***** Material provided *****

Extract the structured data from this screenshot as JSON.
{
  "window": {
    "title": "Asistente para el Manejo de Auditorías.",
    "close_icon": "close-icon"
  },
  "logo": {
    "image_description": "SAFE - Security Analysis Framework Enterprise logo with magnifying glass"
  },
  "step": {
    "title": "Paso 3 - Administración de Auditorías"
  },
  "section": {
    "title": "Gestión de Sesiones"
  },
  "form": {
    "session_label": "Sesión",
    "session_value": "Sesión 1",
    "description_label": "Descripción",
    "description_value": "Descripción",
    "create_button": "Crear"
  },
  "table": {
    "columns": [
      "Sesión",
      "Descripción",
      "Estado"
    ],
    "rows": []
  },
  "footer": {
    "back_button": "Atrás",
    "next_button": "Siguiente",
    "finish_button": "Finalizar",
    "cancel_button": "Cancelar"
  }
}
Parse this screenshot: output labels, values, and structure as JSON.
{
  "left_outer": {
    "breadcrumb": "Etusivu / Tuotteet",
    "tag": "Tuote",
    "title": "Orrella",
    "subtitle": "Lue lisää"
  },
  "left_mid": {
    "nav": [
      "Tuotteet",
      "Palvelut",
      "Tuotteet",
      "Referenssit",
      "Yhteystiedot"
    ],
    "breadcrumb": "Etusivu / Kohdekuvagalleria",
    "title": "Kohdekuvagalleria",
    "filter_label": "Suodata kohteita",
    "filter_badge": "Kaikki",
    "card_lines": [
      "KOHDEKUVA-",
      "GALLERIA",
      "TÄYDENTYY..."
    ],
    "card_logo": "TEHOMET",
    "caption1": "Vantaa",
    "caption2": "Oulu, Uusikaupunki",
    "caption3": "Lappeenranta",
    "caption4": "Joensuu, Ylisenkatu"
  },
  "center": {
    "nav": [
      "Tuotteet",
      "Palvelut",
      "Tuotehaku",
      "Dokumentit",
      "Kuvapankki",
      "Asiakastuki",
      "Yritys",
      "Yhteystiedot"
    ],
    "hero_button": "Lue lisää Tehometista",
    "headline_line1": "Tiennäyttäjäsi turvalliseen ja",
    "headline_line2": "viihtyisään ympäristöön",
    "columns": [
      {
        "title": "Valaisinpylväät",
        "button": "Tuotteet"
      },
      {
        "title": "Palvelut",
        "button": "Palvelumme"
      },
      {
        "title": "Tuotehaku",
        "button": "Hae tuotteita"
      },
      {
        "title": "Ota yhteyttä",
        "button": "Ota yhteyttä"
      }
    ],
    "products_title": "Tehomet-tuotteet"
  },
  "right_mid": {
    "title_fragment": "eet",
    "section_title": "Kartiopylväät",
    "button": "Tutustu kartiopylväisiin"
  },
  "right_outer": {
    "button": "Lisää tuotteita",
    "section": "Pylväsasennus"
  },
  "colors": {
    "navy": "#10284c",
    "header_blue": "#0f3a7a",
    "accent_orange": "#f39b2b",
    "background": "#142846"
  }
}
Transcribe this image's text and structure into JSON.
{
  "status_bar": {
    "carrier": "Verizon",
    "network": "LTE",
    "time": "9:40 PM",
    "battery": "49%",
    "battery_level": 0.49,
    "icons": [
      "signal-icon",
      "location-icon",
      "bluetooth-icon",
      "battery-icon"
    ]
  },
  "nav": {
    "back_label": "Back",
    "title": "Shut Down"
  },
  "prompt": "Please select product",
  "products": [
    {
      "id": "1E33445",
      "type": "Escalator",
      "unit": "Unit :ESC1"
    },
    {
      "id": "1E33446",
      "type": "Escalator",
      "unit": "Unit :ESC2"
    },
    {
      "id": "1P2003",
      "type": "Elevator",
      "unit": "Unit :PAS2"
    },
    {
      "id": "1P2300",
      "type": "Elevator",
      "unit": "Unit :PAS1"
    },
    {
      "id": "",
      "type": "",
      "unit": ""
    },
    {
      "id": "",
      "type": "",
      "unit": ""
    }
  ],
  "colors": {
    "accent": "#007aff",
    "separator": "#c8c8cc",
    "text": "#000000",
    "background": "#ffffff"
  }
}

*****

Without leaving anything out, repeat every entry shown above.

**Response for this exercise:**
Extract the structured data from this screenshot as JSON.
{
  "window": {
    "title": "Asistente para el Manejo de Auditorías.",
    "close_icon": "close-icon"
  },
  "logo": {
    "image_description": "SAFE - Security Analysis Framework Enterprise logo with magnifying glass"
  },
  "step": {
    "title": "Paso 3 - Administración de Auditorías"
  },
  "section": {
    "title": "Gestión de Sesiones"
  },
  "form": {
    "session_label": "Sesión",
    "session_value": "Sesión 1",
    "description_label": "Descripción",
    "description_value": "Descripción",
    "create_button": "Crear"
  },
  "table": {
    "columns": [
      "Sesión",
      "Descripción",
      "Estado"
    ],
    "rows": []
  },
  "footer": {
    "back_button": "Atrás",
    "next_button": "Siguiente",
    "finish_button": "Finalizar",
    "cancel_button": "Cancelar"
  }
}
Parse this screenshot: output labels, values, and structure as JSON.
{
  "left_outer": {
    "breadcrumb": "Etusivu / Tuotteet",
    "tag": "Tuote",
    "title": "Orrella",
    "subtitle": "Lue lisää"
  },
  "left_mid": {
    "nav": [
      "Tuotteet",
      "Palvelut",
      "Tuotteet",
      "Referenssit",
      "Yhteystiedot"
    ],
    "breadcrumb": "Etusivu / Kohdekuvagalleria",
    "title": "Kohdekuvagalleria",
    "filter_label": "Suodata kohteita",
    "filter_badge": "Kaikki",
    "card_lines": [
      "KOHDEKUVA-",
      "GALLERIA",
      "TÄYDENTYY..."
    ],
    "card_logo": "TEHOMET",
    "caption1": "Vantaa",
    "caption2": "Oulu, Uusikaupunki",
    "caption3": "Lappeenranta",
    "caption4": "Joensuu, Ylisenkatu"
  },
  "center": {
    "nav": [
      "Tuotteet",
      "Palvelut",
      "Tuotehaku",
      "Dokumentit",
      "Kuvapankki",
      "Asiakastuki",
      "Yritys",
      "Yhteystiedot"
    ],
    "hero_button": "Lue lisää Tehometista",
    "headline_line1": "Tiennäyttäjäsi turvalliseen ja",
    "headline_line2": "viihtyisään ympäristöön",
    "columns": [
      {
        "title": "Valaisinpylväät",
        "button": "Tuotteet"
      },
      {
        "title": "Palvelut",
        "button": "Palvelumme"
      },
      {
        "title": "Tuotehaku",
        "button": "Hae tuotteita"
      },
      {
        "title": "Ota yhteyttä",
        "button": "Ota yhteyttä"
      }
    ],
    "products_title": "Tehomet-tuotteet"
  },
  "right_mid": {
    "title_fragment": "eet",
    "section_title": "Kartiopylväät",
    "button": "Tutustu kartiopylväisiin"
  },
  "right_outer": {
    "button": "Lisää tuotteita",
    "section": "Pylväsasennus"
  },
  "colors": {
    "navy": "#10284c",
    "header_blue": "#0f3a7a",
    "accent_orange": "#f39b2b",
    "background": "#142846"
  }
}
Transcribe this image's text and structure into JSON.
{
  "status_bar": {
    "carrier": "Verizon",
    "network": "LTE",
    "time": "9:40 PM",
    "battery": "49%",
    "battery_level": 0.49,
    "icons": [
      "signal-icon",
      "location-icon",
      "bluetooth-icon",
      "battery-icon"
    ]
  },
  "nav": {
    "back_label": "Back",
    "title": "Shut Down"
  },
  "prompt": "Please select product",
  "products": [
    {
      "id": "1E33445",
      "type": "Escalator",
      "unit": "Unit :ESC1"
    },
    {
      "id": "1E33446",
      "type": "Escalator",
      "unit": "Unit :ESC2"
    },
    {
      "id": "1P2003",
      "type": "Elevator",
      "unit": "Unit :PAS2"
    },
    {
      "id": "1P2300",
      "type": "Elevator",
      "unit": "Unit :PAS1"
    },
    {
      "id": "",
      "type": "",
      "unit": ""
    },
    {
      "id": "",
      "type": "",
      "unit": ""
    }
  ],
  "colors": {
    "accent": "#007aff",
    "separator": "#c8c8cc",
    "text": "#000000",
    "background": "#ffffff"
  }
}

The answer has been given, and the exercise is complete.